Steel slag has been getting a lot of attention in recent years from state government and private industries alike. There are many uses for the versatile material including:
- Mixing it into cement
- Road building
- Drainage material
- Construction aggregate
In addition, industry scientists are working to find new uses for it every day. When project planners choose to use steel slag for various projects, they are choosing a product that has released fewer CO2 emissions during production than most aggregates, and that is — in most cases — more durable than the other natural materials that they could have chosen for the job. It’s easy to see why steel slag is appearing throughout many industries and project planners are using it for so many applications.
According to recent reports, the state of Ohio just approved the use of steel slag throughout its roadways. In a small announcement, Ohio House Republicans stated that reusing steel slag is okay for Ohio’s roadways.
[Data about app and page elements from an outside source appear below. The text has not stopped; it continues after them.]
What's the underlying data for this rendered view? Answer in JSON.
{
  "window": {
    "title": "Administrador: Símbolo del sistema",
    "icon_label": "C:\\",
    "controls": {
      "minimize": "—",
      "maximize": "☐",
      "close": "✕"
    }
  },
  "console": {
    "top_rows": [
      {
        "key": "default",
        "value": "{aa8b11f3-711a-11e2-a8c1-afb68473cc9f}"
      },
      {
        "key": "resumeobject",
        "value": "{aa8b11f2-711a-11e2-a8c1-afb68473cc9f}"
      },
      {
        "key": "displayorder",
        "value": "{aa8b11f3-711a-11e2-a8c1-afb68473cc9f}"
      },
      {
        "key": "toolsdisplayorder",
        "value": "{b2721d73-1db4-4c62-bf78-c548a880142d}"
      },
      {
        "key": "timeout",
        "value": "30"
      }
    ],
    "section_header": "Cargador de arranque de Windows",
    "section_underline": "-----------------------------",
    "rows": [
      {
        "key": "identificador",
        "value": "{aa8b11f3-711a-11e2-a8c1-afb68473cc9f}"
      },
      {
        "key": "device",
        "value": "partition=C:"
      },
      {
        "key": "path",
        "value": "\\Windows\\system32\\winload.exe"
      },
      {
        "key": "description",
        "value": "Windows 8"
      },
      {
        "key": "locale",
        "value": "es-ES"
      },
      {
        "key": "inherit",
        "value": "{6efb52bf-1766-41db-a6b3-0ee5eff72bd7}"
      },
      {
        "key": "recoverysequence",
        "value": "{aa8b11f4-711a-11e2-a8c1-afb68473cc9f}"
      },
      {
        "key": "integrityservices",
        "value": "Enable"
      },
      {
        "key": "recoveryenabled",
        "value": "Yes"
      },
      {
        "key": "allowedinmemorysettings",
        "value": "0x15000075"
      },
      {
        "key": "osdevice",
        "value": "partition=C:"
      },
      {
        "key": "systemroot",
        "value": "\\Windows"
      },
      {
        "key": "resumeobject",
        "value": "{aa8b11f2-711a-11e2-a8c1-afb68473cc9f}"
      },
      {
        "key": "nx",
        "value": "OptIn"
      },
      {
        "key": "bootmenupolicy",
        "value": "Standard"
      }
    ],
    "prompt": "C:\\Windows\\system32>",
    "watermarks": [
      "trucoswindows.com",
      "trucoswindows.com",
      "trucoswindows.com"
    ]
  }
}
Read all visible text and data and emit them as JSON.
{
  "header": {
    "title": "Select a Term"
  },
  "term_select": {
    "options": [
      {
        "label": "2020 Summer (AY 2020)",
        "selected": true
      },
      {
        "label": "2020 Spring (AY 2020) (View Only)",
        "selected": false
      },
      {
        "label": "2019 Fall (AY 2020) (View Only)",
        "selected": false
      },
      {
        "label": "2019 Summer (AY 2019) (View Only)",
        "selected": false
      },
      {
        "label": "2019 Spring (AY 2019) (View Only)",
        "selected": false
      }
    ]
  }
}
Experts agree that some metal byproducts leach heavy metals into surrounding soil and water, but steel slag doesn’t pose the same environmental concerns as other materials. Though the Ohio Department of Transportation does, (and most organizations should), test all materials before they use them for any projects; most steel slag consists of safe materials, so it doesn’t leach anyway.
In addition, slag manufacturers throughout Illinois, Utah and Ohio have gone through a cleanup process; so the Midwest slag industry, overall, enjoys a better reputation.
However, the announcement has both the slag industry and environmental groups slightly concerned. People in the slag industry (like slag transportation carriers and slag manufacturers), don’t want lawmakers to start heavily regulating the industry. Currently, steel slag has an industrial product classification in many states. However, in Ohio, since it’s still classified as industrial waste, strict regulation could follow this announcement.